Distribution License
Creative Commons Attribution 4.0
Abstract
The progressive neuropathology involved in dementia frequently causes a gradual decline in communication skills. Communication partners who are unaware of the specific communication problems faced by people with dementia (PWD) can inadvertently challenge their conversation partner, leading to distress and a reduced flow of information between speakers. Previous research has produced an extensive literature base recommending strategies to facilitate conversational engagement in dementia. However, empirical evidence for the beneficial effects of these strategies on conversational dynamics is sparse. This study uses a time-efficient computational discourse analysis tool called Discursis to examine the link between specific communication behaviours and content-based conversational engagement in 20 conversations between PWD living in residential aged-care facilities and care staff members. Conversations analysed here were baseline conversations recorded before staff members underwent communication training. Care staff members spontaneously exhibited a wide range of facilitative and non-facilitative communication behaviours, which were coded for analysis of conversation dynamics within these baseline conversations. A hybrid approach combining manual coding and automated Discursis metric analysis provides two sets of novel insights. Firstly, this study revealed nine communication behaviours that, if used by the care staff member in a given turn, significantly increased the appearance of subsequent content-based engagement in the conversation by PWD. Secondly, the current findings reveal alignment between human- and computer-generated labelling of communication behaviour for 8 out of the total 22 behaviours under investigation. The approach demonstrated in this study provides an empirical procedure for the detailed evaluation of content-based conversational engagement associated with specific communication behaviours.
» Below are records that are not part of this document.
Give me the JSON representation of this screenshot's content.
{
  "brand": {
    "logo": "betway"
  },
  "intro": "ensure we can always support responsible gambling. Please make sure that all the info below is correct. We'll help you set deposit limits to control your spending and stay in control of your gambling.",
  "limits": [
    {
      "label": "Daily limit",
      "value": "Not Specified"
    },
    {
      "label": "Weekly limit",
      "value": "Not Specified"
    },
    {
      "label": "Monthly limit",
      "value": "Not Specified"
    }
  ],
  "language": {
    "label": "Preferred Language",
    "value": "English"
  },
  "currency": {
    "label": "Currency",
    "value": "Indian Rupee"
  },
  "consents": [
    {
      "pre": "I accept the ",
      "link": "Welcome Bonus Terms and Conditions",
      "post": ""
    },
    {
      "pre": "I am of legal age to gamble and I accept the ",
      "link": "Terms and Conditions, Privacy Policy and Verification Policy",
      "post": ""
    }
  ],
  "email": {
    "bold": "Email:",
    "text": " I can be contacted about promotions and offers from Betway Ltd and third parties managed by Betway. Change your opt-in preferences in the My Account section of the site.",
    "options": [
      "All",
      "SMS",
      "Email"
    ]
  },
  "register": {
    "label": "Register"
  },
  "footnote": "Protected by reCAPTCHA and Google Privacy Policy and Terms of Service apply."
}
Citation Information
Christina Atay, Erin R Conway, Daniel Angus, Janet Wiles, et al.. "An automated approach to examining conversational dynamics between people with dementia and their carers" PLoS One Vol. 10 Iss. 12 (2015) p. 1 - 27 ISSN: 1932-6203
Available at: http://works.bepress.com/helen_chenery/8/